A new publication from several of us associated with the Novus biogeochemical disturbance RCN just came out, and it presents some really interesting hypotheses about how ecosystems track disturbances over long periods of time. In particular, we looked across a diverse set of systems and hypothesize that the ratio of various nutrient stocks (and their locations) can be used to track recovery. This is significant because it would allow for one to assess biogeochemical stock change over long periods of time, independent of aboveground vegetation recovery. For example, the forest may recover but nitrogen stocks are often elevated (in western forests) due to early successional N-fixing species.

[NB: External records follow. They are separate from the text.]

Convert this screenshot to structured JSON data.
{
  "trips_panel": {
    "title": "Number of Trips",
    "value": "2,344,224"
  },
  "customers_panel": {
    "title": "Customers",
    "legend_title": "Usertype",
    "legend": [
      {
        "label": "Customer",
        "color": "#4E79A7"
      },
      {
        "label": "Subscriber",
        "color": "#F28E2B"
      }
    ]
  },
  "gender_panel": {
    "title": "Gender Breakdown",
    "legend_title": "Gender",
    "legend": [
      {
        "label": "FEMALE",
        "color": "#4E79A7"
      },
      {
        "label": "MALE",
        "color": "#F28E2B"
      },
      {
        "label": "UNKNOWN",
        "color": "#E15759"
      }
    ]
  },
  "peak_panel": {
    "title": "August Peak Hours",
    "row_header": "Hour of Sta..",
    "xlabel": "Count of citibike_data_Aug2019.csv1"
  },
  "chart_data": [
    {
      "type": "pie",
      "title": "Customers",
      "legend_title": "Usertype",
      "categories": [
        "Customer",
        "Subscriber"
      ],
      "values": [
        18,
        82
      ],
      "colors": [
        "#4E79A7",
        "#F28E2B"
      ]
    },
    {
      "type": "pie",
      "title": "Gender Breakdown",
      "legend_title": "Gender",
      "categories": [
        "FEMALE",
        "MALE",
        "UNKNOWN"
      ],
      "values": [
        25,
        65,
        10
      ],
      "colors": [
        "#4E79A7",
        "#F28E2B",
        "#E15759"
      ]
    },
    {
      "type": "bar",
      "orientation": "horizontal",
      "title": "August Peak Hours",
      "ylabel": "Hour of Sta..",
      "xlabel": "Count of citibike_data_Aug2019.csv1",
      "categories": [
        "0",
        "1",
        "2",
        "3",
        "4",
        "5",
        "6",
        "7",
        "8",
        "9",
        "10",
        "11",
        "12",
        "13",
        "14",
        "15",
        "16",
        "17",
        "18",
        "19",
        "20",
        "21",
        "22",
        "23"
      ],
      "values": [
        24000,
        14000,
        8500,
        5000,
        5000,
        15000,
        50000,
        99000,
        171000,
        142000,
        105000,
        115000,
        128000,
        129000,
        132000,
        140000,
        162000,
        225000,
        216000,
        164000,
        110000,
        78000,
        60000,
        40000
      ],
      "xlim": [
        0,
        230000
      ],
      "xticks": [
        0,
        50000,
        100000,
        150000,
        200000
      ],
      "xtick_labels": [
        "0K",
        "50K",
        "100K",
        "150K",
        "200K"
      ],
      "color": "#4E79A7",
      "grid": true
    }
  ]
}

If disturbances occur before those ratios resolve, we should get increasing N levels over multiple disturbance events - hard to track from aboveground composition, as it's a longer time scale - but significant in that it affects recovery rates in the future. It's seen as a good way to link the paleo view of ecosystem disturbances (long time spans, focus on regimes and climate) and the "neo" view (short time spans, focused on species and trajectories).
Kranabetter JM, KK McLauchlan, SK Enders, JM Fraterrigo, PE Higuera, JL Morris, EB Rastetter, R Barnes, B Buma, DG Gavin, LM Gerhart, L Gillson, P Hietz, MC Mack, B McNeil, S Perakis. 2015. A framework to assess biogeochemical response to ecosystem disturbance using nutrient partitioning ratios. Ecosystems. In press.